The Department of Intercollegiate Athletics makes payments to the University and to several University offices each year that total more than $9.3 million.
If you didnt know that, its not surprising. Neither did the Department of Intercollegiate Athletics until it compiled a comprehensive list last fall.
We had never seen a statement of what the department, overall, contributes to the University and the community, says Jane Meyer, senior associate director of athletics. Each area within athletics knew what it paid, but we hadnt gathered the payments into one list. When we added it all up, it was significant.
The department gathered the figures after some members of the Faculty Senate questioned the increased use of general fund contributions to athletics at a time of budgetary crisis when general fund dollars for academic purposes are being reduced.
Yes, we do receive University funding for womens sports, but we also support the University from our own funds, says Rick Klatt, associate director for external affairs. We decided at that point that we needed to do a better job of informing our peers on campus about the nuances of our operation.
Jeffrey Cox, chair of the Faculty Senate, says the departments list doesnt change his opinion.
The real contributions of the athletic department to the University are often intangible, but still very real, he says.
Cox says the key issues of concern to faculty are the increasing red ink in athletics caused by rapid inflation of coaches salaries and facilities costs and the pressure on the general fund budget caused by those escalating costs at a time when general fund contributions to basic educational needs are being scaled back. The more we spend on coaches salaries and facilities, the less athletics has available for activities funded by the general fund. Its the general fund shortage that is causing increased class sizes for undergraduates.
The $2.4 million payment to athletics from the general fund was started when mens and womens sports had separate departments, Klatt says. They merged in 2001 into one department. The general fund money supports varsity womens soccer and womens rowing programs, enhances staff salaries, and helps to meet the requirements of Title IX, which has required that womens sports opportunities be provided at the same level as womens enrollment in the University.
We are still committed to growing womens intercollegiate athletics, Meyer says. We are committed to gender equity throughout the University. The merger hasnt changed that commitment.
One of the largest payments made by the Department of Intercollegiate Athletics is for the full cost of in-state and out-of-state tuition, room and board, and fees for scholarship student athletes: $4.8 million in 2001-02, $5.5 million in 2002-03, and more than $6 million in 2003-04.
We dont receive any breaks on tuition, says Mick Walker, assistant to the athletics director for business operations. Graduate students on scholarship frequently are charged in-state tuition even if they come from out of Iowa. But we pay full tuition.
Walker says approximately 75 percent of the 600-plus student-athletes typically involved in the program are from out-of-state.
When reversions occur and the state of Iowa asks for money to be returned to the state, athletics returns money just as academic departments do, says Mark Abbott, assistant to the athletics director for administration.
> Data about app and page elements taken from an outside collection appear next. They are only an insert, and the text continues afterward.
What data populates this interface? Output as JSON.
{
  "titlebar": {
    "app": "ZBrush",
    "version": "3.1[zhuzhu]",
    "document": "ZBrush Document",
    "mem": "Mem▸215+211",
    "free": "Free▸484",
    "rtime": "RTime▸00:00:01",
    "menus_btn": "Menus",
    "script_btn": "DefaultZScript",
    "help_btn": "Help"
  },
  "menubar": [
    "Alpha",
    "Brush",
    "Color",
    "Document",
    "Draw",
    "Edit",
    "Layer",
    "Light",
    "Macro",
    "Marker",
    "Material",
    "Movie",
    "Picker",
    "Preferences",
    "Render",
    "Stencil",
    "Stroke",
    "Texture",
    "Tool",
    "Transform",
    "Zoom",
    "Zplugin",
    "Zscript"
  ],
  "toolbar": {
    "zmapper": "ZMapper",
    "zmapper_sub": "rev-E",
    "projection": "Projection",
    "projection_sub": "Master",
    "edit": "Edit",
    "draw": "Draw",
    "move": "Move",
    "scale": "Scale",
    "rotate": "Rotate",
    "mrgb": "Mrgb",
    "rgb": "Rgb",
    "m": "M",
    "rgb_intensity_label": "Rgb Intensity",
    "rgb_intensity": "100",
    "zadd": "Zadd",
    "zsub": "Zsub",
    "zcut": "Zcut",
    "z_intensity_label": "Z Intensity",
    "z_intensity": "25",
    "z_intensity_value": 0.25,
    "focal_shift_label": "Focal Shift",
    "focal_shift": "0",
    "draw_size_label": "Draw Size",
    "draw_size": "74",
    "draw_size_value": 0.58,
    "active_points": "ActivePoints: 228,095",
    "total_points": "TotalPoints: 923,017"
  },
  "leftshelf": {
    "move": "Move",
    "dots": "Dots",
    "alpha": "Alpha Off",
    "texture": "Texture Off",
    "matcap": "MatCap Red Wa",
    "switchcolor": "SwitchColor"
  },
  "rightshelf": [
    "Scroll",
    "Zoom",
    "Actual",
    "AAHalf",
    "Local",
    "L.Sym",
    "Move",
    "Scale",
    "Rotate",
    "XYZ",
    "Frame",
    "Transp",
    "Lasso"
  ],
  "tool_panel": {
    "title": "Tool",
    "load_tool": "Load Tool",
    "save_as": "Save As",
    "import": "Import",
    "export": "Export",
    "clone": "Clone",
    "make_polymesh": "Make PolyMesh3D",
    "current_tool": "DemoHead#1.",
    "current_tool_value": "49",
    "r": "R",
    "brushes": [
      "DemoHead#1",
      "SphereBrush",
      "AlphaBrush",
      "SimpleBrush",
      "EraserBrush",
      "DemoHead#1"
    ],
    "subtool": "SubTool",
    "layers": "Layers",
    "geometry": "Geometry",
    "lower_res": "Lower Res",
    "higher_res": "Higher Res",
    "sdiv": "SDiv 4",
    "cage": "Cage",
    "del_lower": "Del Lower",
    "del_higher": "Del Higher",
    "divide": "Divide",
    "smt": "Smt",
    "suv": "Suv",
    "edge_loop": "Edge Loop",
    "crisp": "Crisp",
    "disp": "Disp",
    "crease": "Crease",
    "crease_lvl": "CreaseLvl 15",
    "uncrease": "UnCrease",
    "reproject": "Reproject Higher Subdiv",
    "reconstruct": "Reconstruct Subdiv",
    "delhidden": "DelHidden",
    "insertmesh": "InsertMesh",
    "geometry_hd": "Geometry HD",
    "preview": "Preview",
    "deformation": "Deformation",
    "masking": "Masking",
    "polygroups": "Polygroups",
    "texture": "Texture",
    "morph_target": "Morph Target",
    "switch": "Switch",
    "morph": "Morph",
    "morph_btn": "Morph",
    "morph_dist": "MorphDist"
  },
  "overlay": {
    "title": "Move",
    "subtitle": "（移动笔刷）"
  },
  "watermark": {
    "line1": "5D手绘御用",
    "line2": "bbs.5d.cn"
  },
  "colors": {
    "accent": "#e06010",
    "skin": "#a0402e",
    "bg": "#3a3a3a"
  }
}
But when an academic department needs a new building, the revenues that make it possible come from donors gifts, the University, or state contributions. Athletics, on the other hand, has funded almost entirely the facilities it manages or uses, which are estimated at almost $600 million in replacement cost. The building projects go through the Board of Regents, State of Iowa, in the same way that other University construction projects do, Abbott says. The University obtains the financing for the building, and athletics pays it back to the University with yearly debt service payments.
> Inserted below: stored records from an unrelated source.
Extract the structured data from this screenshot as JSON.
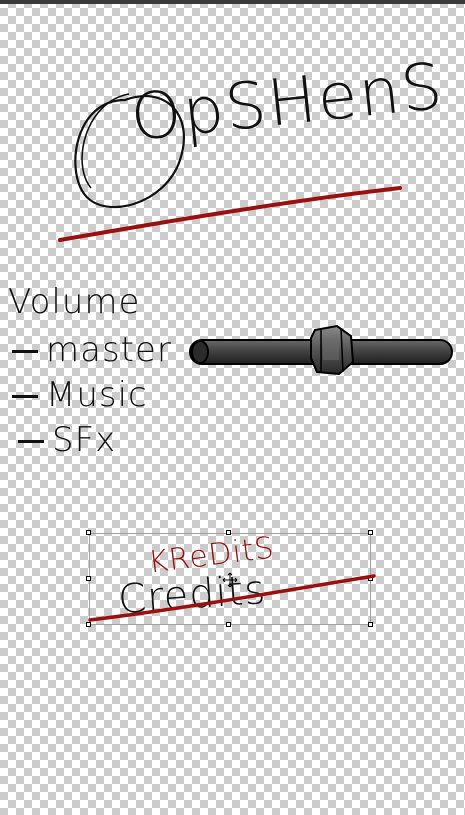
{
  "title": "OpSHenS",
  "volume": {
    "heading": "Volume",
    "items": [
      {
        "label": "master"
      },
      {
        "label": "Music"
      },
      {
        "label": "SFx"
      }
    ],
    "master_slider_level": 0.6
  },
  "credits": {
    "original": "Credits",
    "replacement": "KReDitS"
  },
  "colors": {
    "ink": "#111111",
    "accent_red": "#9a1010",
    "slider_dark": "#3a3a3a"
  }
}
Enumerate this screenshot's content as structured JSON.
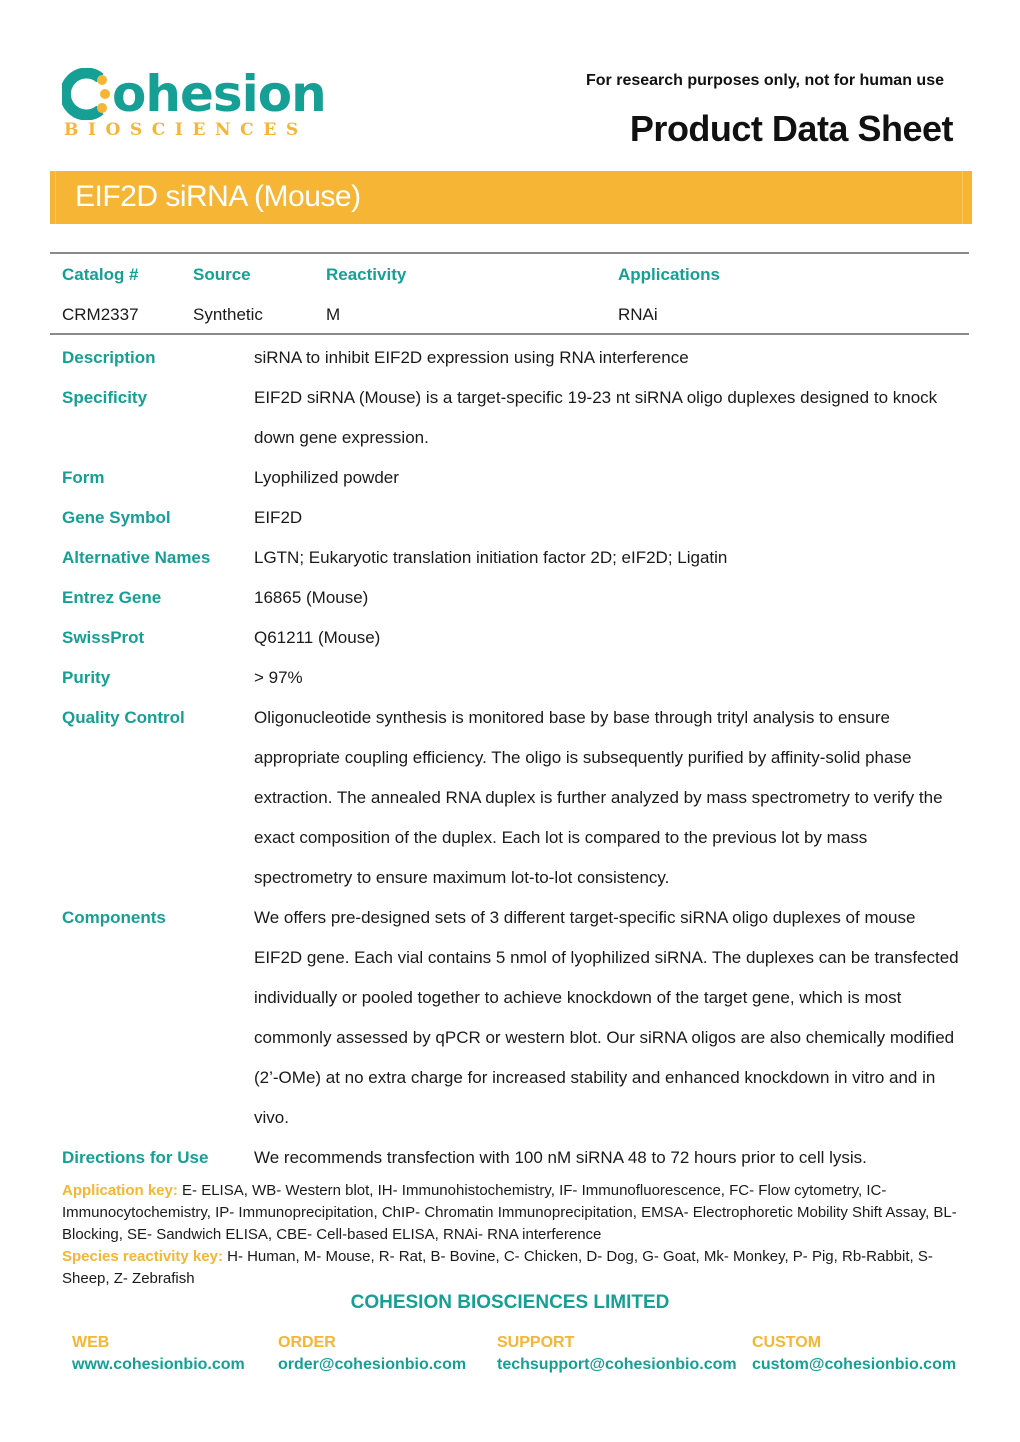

New buildings, such as the $5 million Russell and Ann Gerdin Athletic Learning Center currently under construction on Melrose Avenue, are planned and managed by staff from Facilities Services Group and approval and design processes follow the same procedures as projects for the rest of the University, Klatt says.
Recent projects that have been paid for entirely with private funding, in addition to the learning center, include:
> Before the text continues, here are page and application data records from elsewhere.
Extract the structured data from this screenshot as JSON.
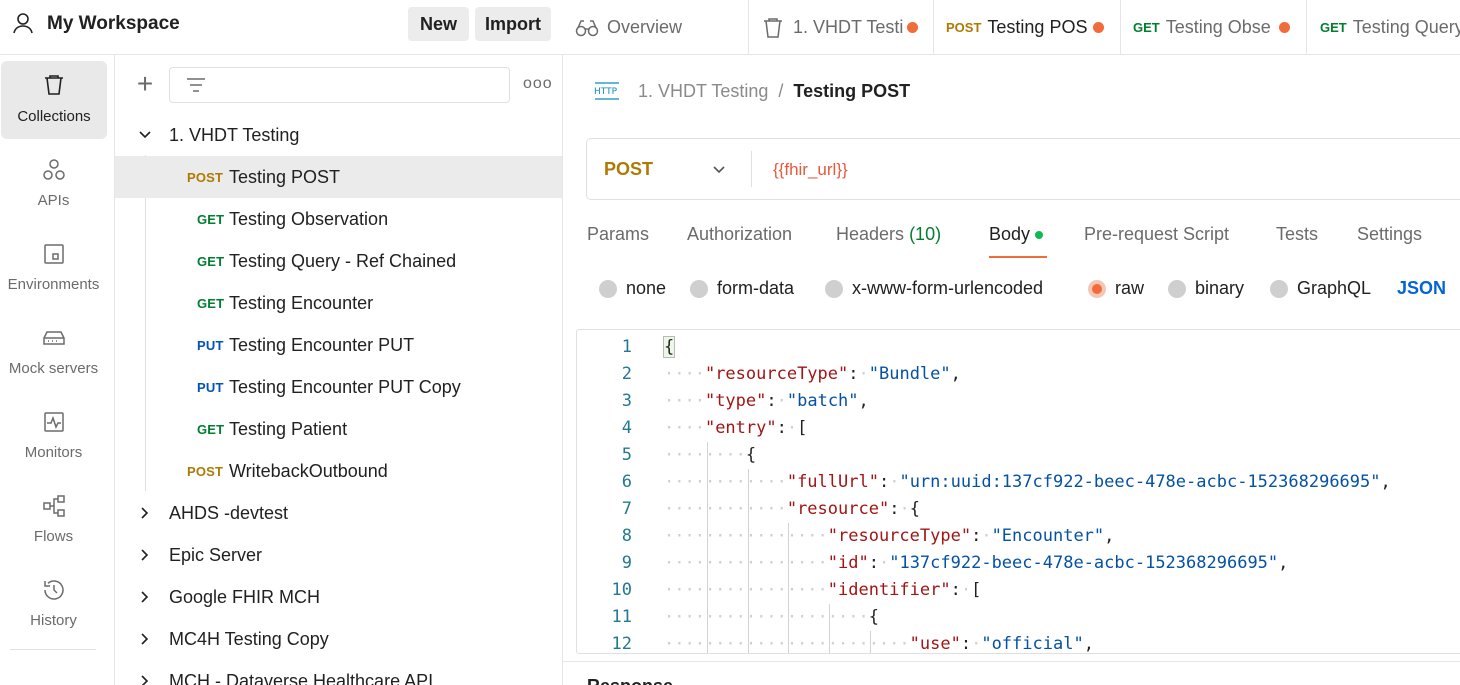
{
  "workspace": {
    "title": "My Workspace",
    "new_label": "New",
    "import_label": "Import"
  },
  "rail": {
    "items": [
      {
        "label": "Collections",
        "icon": "trash-can-icon"
      },
      {
        "label": "APIs",
        "icon": "apis-icon"
      },
      {
        "label": "Environments",
        "icon": "environment-icon"
      },
      {
        "label": "Mock servers",
        "icon": "server-icon"
      },
      {
        "label": "Monitors",
        "icon": "monitor-icon"
      },
      {
        "label": "Flows",
        "icon": "flows-icon"
      },
      {
        "label": "History",
        "icon": "history-icon"
      }
    ]
  },
  "collections": {
    "more_label": "ooo",
    "plus_label": "+",
    "tree": [
      {
        "type": "folder",
        "label": "1. VHDT Testing",
        "expanded": true
      },
      {
        "type": "request",
        "method": "POST",
        "label": "Testing POST",
        "selected": true
      },
      {
        "type": "request",
        "method": "GET",
        "label": "Testing Observation"
      },
      {
        "type": "request",
        "method": "GET",
        "label": "Testing Query - Ref Chained"
      },
      {
        "type": "request",
        "method": "GET",
        "label": "Testing Encounter"
      },
      {
        "type": "request",
        "method": "PUT",
        "label": "Testing Encounter PUT"
      },
      {
        "type": "request",
        "method": "PUT",
        "label": "Testing Encounter PUT Copy"
      },
      {
        "type": "request",
        "method": "GET",
        "label": "Testing Patient"
      },
      {
        "type": "request",
        "method": "POST",
        "label": "WritebackOutbound"
      },
      {
        "type": "folder",
        "label": "AHDS -devtest",
        "expanded": false
      },
      {
        "type": "folder",
        "label": "Epic Server",
        "expanded": false
      },
      {
        "type": "folder",
        "label": "Google FHIR MCH",
        "expanded": false
      },
      {
        "type": "folder",
        "label": "MC4H Testing Copy",
        "expanded": false
      },
      {
        "type": "folder",
        "label": "MCH - Dataverse Healthcare API",
        "expanded": false
      }
    ]
  },
  "tabs": [
    {
      "label": "Overview",
      "icon": "overview-icon"
    },
    {
      "label": "1. VHDT Testi",
      "icon": "collection-icon",
      "unsaved": true
    },
    {
      "method": "POST",
      "label": "Testing POS",
      "unsaved": true,
      "active": true
    },
    {
      "method": "GET",
      "label": "Testing Obse",
      "unsaved": true
    },
    {
      "method": "GET",
      "label": "Testing Query"
    }
  ],
  "breadcrumb": {
    "icon": "http-icon",
    "icon_text": "HTTP",
    "parent": "1. VHDT Testing",
    "separator": "/",
    "current": "Testing POST"
  },
  "request": {
    "method": "POST",
    "url": "{{fhir_url}}"
  },
  "request_tabs": [
    {
      "label": "Params"
    },
    {
      "label": "Authorization"
    },
    {
      "label": "Headers",
      "count": "(10)"
    },
    {
      "label": "Body",
      "active": true
    },
    {
      "label": "Pre-request Script"
    },
    {
      "label": "Tests"
    },
    {
      "label": "Settings"
    }
  ],
  "body_types": [
    {
      "label": "none"
    },
    {
      "label": "form-data"
    },
    {
      "label": "x-www-form-urlencoded"
    },
    {
      "label": "raw",
      "checked": true
    },
    {
      "label": "binary"
    },
    {
      "label": "GraphQL"
    }
  ],
  "body_format": "JSON",
  "editor": {
    "lines": [
      {
        "n": "1",
        "indent": 0,
        "tokens": [
          [
            "p",
            "{"
          ]
        ]
      },
      {
        "n": "2",
        "indent": 1,
        "tokens": [
          [
            "k",
            "\"resourceType\""
          ],
          [
            "p",
            ":"
          ],
          [
            "ws",
            "·"
          ],
          [
            "s",
            "\"Bundle\""
          ],
          [
            "p",
            ","
          ]
        ]
      },
      {
        "n": "3",
        "indent": 1,
        "tokens": [
          [
            "k",
            "\"type\""
          ],
          [
            "p",
            ":"
          ],
          [
            "ws",
            "·"
          ],
          [
            "s",
            "\"batch\""
          ],
          [
            "p",
            ","
          ]
        ]
      },
      {
        "n": "4",
        "indent": 1,
        "tokens": [
          [
            "k",
            "\"entry\""
          ],
          [
            "p",
            ":"
          ],
          [
            "ws",
            "·"
          ],
          [
            "p",
            "["
          ]
        ]
      },
      {
        "n": "5",
        "indent": 2,
        "tokens": [
          [
            "p",
            "{"
          ]
        ]
      },
      {
        "n": "6",
        "indent": 3,
        "tokens": [
          [
            "k",
            "\"fullUrl\""
          ],
          [
            "p",
            ":"
          ],
          [
            "ws",
            "·"
          ],
          [
            "s",
            "\"urn:uuid:137cf922-beec-478e-acbc-152368296695\""
          ],
          [
            "p",
            ","
          ]
        ]
      },
      {
        "n": "7",
        "indent": 3,
        "tokens": [
          [
            "k",
            "\"resource\""
          ],
          [
            "p",
            ":"
          ],
          [
            "ws",
            "·"
          ],
          [
            "p",
            "{"
          ]
        ]
      },
      {
        "n": "8",
        "indent": 4,
        "tokens": [
          [
            "k",
            "\"resourceType\""
          ],
          [
            "p",
            ":"
          ],
          [
            "ws",
            "·"
          ],
          [
            "s",
            "\"Encounter\""
          ],
          [
            "p",
            ","
          ]
        ]
      },
      {
        "n": "9",
        "indent": 4,
        "tokens": [
          [
            "k",
            "\"id\""
          ],
          [
            "p",
            ":"
          ],
          [
            "ws",
            "·"
          ],
          [
            "s",
            "\"137cf922-beec-478e-acbc-152368296695\""
          ],
          [
            "p",
            ","
          ]
        ]
      },
      {
        "n": "10",
        "indent": 4,
        "tokens": [
          [
            "k",
            "\"identifier\""
          ],
          [
            "p",
            ":"
          ],
          [
            "ws",
            "·"
          ],
          [
            "p",
            "["
          ]
        ]
      },
      {
        "n": "11",
        "indent": 5,
        "tokens": [
          [
            "p",
            "{"
          ]
        ]
      },
      {
        "n": "12",
        "indent": 6,
        "tokens": [
          [
            "k",
            "\"use\""
          ],
          [
            "p",
            ":"
          ],
          [
            "ws",
            "·"
          ],
          [
            "s",
            "\"official\""
          ],
          [
            "p",
            ","
          ]
        ]
      }
    ]
  },
  "response": {
    "label": "Response"
  },
  "colors": {
    "post": "#ad7a03",
    "get": "#007f31",
    "put": "#0053b8",
    "accent": "#f26b3a",
    "json_link": "#0265d2"
  }
}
The Kenyons gift allowed us to create a rare win-win-win situation, Meyer says. The old facilitys soil was so compacted that we couldnt grow grass there any longer. We needed to move that field. Meanwhile, the Department of Parking and Transportation needed more parking in this area, and people coming to the Kinnick parking lot needed a way to walk to campus.